<<<<

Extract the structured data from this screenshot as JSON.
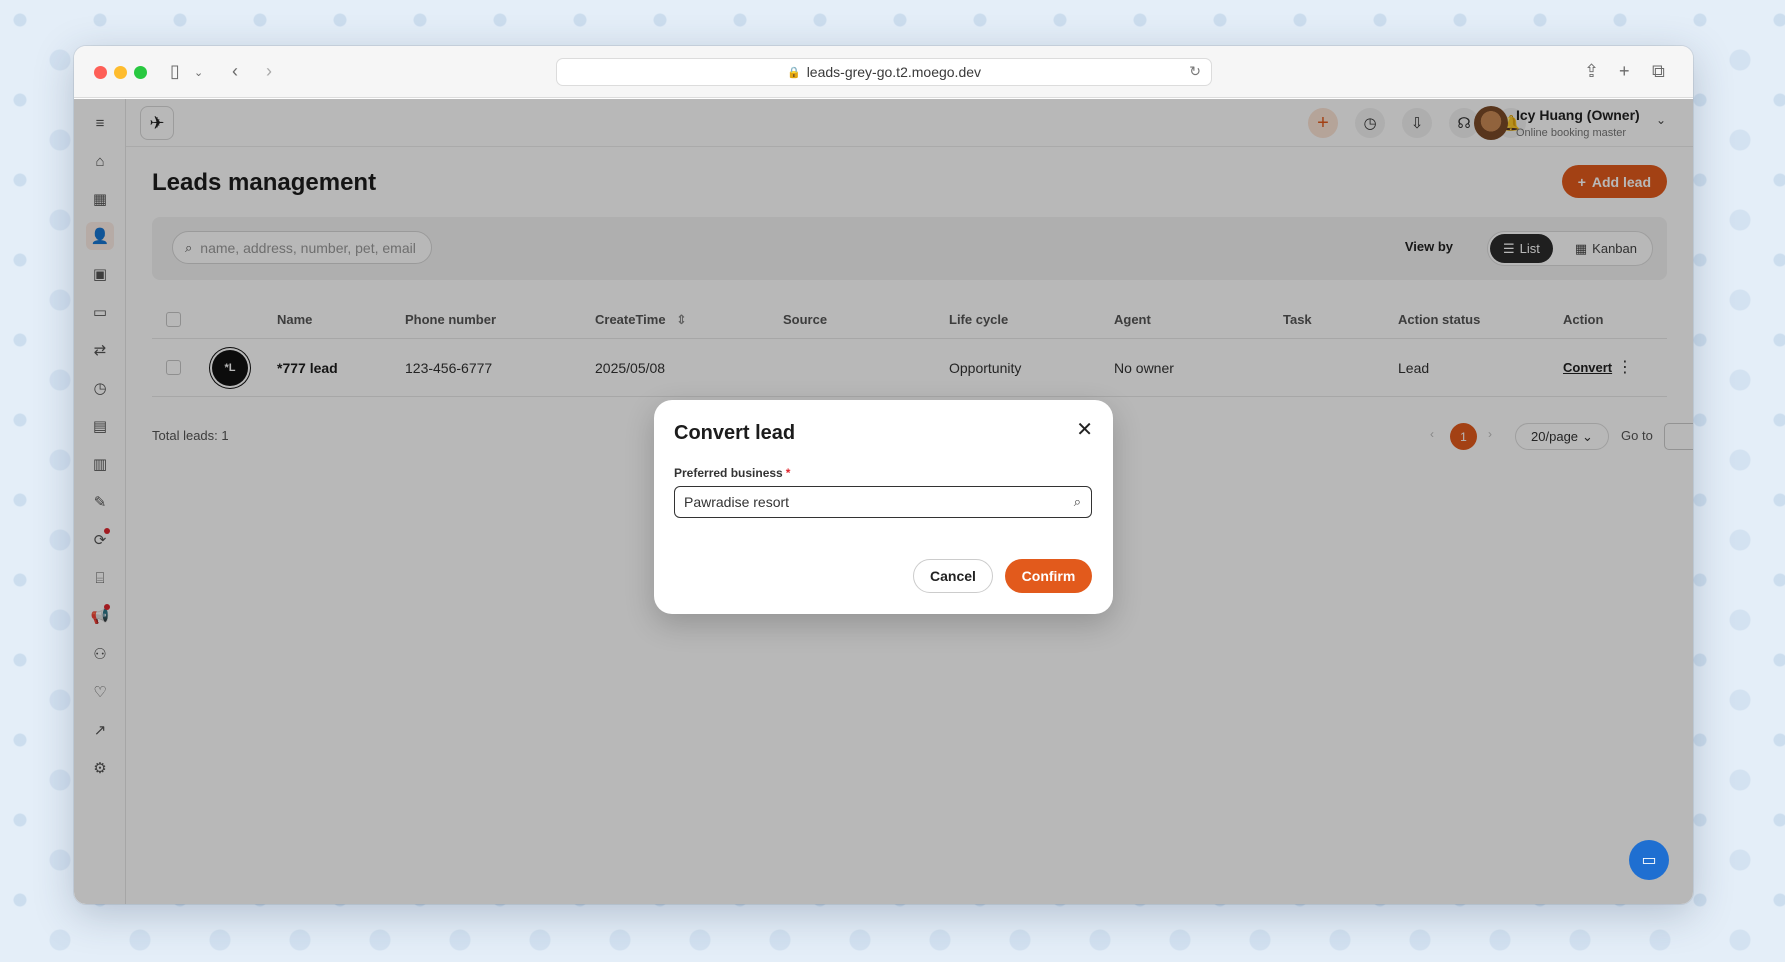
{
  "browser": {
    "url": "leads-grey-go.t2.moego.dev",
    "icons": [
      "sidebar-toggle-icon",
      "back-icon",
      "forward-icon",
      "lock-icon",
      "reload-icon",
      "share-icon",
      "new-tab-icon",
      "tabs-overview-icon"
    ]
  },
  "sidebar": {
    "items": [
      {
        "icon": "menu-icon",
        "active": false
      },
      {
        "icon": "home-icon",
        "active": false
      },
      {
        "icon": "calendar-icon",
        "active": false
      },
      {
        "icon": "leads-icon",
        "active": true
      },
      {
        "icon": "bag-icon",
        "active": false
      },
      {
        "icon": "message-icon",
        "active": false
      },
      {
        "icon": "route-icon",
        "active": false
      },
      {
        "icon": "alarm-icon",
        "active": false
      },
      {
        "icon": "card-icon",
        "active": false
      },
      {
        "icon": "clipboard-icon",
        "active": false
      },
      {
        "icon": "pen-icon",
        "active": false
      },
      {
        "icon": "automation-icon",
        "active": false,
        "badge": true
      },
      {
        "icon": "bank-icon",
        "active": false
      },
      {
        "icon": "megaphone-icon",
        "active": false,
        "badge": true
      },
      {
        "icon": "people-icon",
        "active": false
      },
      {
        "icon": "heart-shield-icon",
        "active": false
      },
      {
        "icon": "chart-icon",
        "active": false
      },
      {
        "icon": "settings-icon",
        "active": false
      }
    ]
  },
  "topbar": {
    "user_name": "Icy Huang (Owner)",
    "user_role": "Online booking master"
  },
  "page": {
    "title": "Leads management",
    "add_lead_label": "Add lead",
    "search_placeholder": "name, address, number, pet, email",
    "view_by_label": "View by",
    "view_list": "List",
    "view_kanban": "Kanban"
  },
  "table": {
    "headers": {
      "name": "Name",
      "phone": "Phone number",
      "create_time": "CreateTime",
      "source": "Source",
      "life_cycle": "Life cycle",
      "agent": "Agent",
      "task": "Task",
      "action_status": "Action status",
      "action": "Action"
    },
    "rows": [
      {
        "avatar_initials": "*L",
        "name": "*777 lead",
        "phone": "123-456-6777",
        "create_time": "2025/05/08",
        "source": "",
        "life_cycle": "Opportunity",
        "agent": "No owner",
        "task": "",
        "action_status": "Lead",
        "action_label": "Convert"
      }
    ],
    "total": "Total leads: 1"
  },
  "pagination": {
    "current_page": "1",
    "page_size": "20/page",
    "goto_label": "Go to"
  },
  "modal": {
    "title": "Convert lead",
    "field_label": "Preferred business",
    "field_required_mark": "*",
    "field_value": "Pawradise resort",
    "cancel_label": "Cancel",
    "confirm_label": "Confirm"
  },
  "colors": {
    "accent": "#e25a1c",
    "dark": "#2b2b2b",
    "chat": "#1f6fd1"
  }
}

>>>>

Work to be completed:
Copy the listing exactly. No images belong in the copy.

Task answer:
Extract the structured data from this screenshot as JSON.
{
  "browser": {
    "url": "leads-grey-go.t2.moego.dev",
    "icons": [
      "sidebar-toggle-icon",
      "back-icon",
      "forward-icon",
      "lock-icon",
      "reload-icon",
      "share-icon",
      "new-tab-icon",
      "tabs-overview-icon"
    ]
  },
  "sidebar": {
    "items": [
      {
        "icon": "menu-icon",
        "active": false
      },
      {
        "icon": "home-icon",
        "active": false
      },
      {
        "icon": "calendar-icon",
        "active": false
      },
      {
        "icon": "leads-icon",
        "active": true
      },
      {
        "icon": "bag-icon",
        "active": false
      },
      {
        "icon": "message-icon",
        "active": false
      },
      {
        "icon": "route-icon",
        "active": false
      },
      {
        "icon": "alarm-icon",
        "active": false
      },
      {
        "icon": "card-icon",
        "active": false
      },
      {
        "icon": "clipboard-icon",
        "active": false
      },
      {
        "icon": "pen-icon",
        "active": false
      },
      {
        "icon": "automation-icon",
        "active": false,
        "badge": true
      },
      {
        "icon": "bank-icon",
        "active": false
      },
      {
        "icon": "megaphone-icon",
        "active": false,
        "badge": true
      },
      {
        "icon": "people-icon",
        "active": false
      },
      {
        "icon": "heart-shield-icon",
        "active": false
      },
      {
        "icon": "chart-icon",
        "active": false
      },
      {
        "icon": "settings-icon",
        "active": false
      }
    ]
  },
  "topbar": {
    "user_name": "Icy Huang (Owner)",
    "user_role": "Online booking master"
  },
  "page": {
    "title": "Leads management",
    "add_lead_label": "Add lead",
    "search_placeholder": "name, address, number, pet, email",
    "view_by_label": "View by",
    "view_list": "List",
    "view_kanban": "Kanban"
  },
  "table": {
    "headers": {
      "name": "Name",
      "phone": "Phone number",
      "create_time": "CreateTime",
      "source": "Source",
      "life_cycle": "Life cycle",
      "agent": "Agent",
      "task": "Task",
      "action_status": "Action status",
      "action": "Action"
    },
    "rows": [
      {
        "avatar_initials": "*L",
        "name": "*777 lead",
        "phone": "123-456-6777",
        "create_time": "2025/05/08",
        "source": "",
        "life_cycle": "Opportunity",
        "agent": "No owner",
        "task": "",
        "action_status": "Lead",
        "action_label": "Convert"
      }
    ],
    "total": "Total leads: 1"
  },
  "pagination": {
    "current_page": "1",
    "page_size": "20/page",
    "goto_label": "Go to"
  },
  "modal": {
    "title": "Convert lead",
    "field_label": "Preferred business",
    "field_required_mark": "*",
    "field_value": "Pawradise resort",
    "cancel_label": "Cancel",
    "confirm_label": "Confirm"
  },
  "colors": {
    "accent": "#e25a1c",
    "dark": "#2b2b2b",
    "chat": "#1f6fd1"
  }
}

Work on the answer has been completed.